Lexus slips to third in the Power Dependability Study, but still scores a best-ever with its 2006 LS430.

Lexus slips to third in the Power Dependability Study, but still scores a best-ever with its 2006 LS430.

Perennial quality leader Lexus was nudged aside by two determined challengers in the latest study of automotive reliability.  Buick and Jaguar led the list of brands that maintain their quality, even after three years on the road, according to the 2009 Vehicle Dependability Study.

The annual study found that Buick and Jaguar are the two new benchmarks in auto reliability, based on more than 50,000 surveys of U.S. motorists driving vehicles from the 2006 model-year.  But Lexus still has reason to be proud.  Four of its models took top honors in individual product categories – including the LS430, ranked number one among “Large Premium Cars.”  In fact, the LS sedan experienced a mere 61 problems per 100 vehicles (PP100) on the road, an all-time low, even accounting for changes made to the 2009 VDS survey.

The Dependability Study is one of a series of surveys the California-based Power conducts each year.  Perhaps the best known is the Initial Quality Study, or IQS, which asks owners to report on problems they experience during the first 90 days of ownership.  That’s become a real battleground among manufacturers, and has seen huge improvements, across the industry, in recent years.
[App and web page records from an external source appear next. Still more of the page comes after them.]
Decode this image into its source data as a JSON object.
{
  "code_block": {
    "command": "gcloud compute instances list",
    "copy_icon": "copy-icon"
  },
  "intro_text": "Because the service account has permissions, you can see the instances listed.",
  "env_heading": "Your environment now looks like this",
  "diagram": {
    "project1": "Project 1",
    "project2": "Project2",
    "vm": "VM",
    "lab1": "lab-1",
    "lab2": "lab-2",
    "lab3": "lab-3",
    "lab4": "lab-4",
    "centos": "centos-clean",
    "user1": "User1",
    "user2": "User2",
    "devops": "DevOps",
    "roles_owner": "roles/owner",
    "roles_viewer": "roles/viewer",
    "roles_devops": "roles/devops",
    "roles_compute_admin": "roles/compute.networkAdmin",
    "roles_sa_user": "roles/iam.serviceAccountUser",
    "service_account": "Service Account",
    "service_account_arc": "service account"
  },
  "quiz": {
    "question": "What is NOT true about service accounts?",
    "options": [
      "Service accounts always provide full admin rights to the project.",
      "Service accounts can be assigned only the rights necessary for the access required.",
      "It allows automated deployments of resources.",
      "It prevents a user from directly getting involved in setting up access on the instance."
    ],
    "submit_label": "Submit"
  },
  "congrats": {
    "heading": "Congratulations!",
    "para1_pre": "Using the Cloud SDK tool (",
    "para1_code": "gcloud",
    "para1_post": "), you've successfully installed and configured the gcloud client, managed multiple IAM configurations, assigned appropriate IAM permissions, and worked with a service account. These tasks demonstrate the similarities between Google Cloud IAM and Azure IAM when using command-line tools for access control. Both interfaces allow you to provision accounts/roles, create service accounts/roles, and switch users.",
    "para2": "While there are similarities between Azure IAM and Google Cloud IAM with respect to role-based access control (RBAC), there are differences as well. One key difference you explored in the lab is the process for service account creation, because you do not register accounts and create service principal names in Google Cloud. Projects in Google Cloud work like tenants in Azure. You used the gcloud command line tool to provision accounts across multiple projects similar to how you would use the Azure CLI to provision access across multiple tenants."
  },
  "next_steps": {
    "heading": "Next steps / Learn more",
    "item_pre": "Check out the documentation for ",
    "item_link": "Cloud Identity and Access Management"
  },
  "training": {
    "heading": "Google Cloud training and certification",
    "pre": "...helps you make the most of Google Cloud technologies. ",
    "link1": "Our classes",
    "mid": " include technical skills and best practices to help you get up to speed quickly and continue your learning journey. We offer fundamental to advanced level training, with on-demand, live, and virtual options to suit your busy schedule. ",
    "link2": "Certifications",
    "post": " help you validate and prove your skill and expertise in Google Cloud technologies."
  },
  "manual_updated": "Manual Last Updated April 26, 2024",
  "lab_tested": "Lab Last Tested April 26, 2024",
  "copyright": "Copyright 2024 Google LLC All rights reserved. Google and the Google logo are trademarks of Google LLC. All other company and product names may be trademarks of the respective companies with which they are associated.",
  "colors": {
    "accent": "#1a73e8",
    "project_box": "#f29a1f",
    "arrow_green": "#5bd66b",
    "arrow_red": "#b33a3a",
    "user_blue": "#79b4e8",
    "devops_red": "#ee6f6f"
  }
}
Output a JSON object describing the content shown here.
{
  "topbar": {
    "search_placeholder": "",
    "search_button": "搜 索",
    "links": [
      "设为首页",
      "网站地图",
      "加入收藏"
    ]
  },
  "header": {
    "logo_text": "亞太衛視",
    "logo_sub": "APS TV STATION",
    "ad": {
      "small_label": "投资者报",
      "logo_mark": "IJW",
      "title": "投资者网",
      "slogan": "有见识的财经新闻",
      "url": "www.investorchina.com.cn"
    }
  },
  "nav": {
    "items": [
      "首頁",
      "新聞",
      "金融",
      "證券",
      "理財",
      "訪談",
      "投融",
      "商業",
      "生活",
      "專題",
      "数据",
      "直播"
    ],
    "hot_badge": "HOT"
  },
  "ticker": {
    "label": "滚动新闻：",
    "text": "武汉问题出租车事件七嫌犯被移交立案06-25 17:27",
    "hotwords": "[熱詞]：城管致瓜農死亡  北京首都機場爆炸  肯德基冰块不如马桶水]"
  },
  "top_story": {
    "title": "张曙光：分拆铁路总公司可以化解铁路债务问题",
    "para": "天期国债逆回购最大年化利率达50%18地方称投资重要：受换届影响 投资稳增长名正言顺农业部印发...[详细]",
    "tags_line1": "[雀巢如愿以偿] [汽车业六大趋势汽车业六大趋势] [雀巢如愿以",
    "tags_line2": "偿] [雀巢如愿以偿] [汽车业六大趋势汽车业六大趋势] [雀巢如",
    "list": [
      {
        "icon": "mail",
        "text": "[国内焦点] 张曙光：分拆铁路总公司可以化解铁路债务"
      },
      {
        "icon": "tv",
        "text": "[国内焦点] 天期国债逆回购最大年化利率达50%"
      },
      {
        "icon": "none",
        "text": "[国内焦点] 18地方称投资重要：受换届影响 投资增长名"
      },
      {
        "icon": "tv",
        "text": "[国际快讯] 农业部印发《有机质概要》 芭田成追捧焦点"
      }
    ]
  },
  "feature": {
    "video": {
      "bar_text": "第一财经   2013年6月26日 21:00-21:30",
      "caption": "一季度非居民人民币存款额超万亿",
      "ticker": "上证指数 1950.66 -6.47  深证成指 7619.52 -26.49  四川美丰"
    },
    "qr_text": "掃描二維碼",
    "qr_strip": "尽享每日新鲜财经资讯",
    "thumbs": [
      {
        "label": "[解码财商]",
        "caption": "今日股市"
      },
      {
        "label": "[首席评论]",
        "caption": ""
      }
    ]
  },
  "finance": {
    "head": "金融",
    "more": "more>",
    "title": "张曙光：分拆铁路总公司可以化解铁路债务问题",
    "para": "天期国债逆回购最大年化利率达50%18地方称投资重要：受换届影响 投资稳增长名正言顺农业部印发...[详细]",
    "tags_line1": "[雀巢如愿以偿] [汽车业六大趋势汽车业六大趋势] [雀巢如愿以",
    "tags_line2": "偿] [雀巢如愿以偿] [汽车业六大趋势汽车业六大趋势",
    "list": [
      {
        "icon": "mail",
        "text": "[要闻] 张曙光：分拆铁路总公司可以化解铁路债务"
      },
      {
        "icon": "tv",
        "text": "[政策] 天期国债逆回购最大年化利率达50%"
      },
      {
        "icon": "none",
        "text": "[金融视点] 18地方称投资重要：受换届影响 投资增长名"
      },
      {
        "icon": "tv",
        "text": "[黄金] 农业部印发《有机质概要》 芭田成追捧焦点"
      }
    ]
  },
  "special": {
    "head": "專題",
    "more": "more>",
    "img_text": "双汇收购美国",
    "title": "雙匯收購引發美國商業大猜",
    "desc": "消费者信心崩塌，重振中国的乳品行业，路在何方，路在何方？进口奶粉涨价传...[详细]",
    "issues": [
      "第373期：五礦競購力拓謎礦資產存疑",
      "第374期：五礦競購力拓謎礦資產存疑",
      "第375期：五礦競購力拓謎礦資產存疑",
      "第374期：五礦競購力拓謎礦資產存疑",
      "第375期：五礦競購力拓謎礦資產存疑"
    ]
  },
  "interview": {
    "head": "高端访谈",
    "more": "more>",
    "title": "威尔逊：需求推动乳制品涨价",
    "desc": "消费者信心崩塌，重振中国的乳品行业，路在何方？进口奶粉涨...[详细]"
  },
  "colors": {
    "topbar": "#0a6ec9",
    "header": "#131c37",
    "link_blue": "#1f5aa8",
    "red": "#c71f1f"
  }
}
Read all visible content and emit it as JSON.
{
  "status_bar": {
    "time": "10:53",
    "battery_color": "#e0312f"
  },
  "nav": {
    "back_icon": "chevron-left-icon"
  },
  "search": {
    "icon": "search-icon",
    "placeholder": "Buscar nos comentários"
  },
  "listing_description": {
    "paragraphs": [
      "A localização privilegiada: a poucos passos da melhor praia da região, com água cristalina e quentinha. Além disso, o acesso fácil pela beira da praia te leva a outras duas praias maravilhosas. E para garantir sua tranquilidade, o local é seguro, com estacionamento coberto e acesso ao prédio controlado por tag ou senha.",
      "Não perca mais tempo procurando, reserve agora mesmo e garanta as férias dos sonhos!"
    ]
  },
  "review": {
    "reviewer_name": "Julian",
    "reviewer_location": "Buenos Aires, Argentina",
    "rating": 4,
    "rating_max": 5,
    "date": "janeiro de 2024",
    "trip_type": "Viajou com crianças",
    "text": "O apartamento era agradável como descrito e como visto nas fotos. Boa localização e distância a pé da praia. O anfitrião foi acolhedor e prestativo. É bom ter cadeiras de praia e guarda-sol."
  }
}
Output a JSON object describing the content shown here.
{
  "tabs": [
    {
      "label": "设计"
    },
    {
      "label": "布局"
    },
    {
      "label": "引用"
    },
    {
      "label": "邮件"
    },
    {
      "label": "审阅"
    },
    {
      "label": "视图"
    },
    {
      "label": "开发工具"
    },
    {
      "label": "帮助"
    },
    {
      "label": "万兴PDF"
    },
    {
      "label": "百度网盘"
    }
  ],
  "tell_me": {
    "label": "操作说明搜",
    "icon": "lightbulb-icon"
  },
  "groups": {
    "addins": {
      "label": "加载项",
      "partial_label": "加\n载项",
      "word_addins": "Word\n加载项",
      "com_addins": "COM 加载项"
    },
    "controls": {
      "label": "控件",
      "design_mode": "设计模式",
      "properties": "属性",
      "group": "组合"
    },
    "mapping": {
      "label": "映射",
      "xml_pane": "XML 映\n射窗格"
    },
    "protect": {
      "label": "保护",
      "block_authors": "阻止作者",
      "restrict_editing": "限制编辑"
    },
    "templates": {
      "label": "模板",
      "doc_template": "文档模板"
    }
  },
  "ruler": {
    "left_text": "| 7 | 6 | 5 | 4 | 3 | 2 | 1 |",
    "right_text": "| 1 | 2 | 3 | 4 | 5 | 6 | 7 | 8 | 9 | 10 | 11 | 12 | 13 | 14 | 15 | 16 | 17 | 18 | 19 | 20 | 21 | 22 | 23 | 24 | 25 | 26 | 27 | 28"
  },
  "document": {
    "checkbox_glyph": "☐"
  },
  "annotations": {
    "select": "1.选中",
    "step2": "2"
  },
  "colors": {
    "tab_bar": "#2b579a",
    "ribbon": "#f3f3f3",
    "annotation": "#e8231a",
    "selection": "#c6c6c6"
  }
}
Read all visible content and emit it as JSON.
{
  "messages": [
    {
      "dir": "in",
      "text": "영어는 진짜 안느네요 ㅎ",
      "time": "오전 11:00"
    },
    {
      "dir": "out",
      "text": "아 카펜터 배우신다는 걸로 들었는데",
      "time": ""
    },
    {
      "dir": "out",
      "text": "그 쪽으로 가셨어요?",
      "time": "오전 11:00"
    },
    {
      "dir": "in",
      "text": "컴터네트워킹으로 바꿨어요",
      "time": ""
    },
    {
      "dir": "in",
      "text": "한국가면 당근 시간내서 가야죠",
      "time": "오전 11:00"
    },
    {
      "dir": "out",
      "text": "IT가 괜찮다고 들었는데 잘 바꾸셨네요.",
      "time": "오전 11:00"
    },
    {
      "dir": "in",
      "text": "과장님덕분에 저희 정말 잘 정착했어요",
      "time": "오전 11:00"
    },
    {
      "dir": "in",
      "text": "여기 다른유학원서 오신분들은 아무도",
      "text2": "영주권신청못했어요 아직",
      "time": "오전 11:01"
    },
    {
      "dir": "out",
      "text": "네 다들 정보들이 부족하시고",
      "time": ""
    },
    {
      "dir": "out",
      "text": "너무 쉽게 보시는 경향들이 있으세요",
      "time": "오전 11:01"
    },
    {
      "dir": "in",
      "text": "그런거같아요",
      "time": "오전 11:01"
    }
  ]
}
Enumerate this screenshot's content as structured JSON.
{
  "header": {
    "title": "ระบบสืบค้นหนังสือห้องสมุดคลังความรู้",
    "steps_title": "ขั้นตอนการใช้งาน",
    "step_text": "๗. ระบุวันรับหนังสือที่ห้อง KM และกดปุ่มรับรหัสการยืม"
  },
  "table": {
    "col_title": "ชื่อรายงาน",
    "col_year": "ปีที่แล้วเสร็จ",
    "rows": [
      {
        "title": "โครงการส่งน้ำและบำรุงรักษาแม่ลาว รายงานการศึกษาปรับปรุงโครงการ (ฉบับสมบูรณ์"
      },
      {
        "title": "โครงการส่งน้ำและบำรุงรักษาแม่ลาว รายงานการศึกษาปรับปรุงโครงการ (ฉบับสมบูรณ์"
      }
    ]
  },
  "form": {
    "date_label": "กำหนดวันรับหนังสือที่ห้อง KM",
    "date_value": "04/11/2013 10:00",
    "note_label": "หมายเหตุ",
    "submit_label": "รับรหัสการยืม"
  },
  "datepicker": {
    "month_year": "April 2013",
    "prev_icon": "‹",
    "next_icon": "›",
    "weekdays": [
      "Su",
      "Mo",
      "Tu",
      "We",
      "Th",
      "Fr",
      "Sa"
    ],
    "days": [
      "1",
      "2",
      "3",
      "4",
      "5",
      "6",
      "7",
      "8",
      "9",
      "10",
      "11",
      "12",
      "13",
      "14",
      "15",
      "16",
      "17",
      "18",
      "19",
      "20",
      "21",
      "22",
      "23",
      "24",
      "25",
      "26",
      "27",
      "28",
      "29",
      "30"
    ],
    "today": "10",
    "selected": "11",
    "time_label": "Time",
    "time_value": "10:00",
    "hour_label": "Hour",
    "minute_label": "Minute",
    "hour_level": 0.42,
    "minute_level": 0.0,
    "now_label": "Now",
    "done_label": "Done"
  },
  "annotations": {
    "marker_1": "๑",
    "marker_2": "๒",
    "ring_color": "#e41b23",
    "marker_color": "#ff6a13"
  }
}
Improving long-term reliability, experts stress, is a much more difficult challenge, and according to Power’s product research director, Neal Oddes, it is likely to have a significant impact, not only on the way an owner perceives a brand, but “it is (also) a good indicator of whether a consumer will repurchase a vehicle and recommend it to their friends.”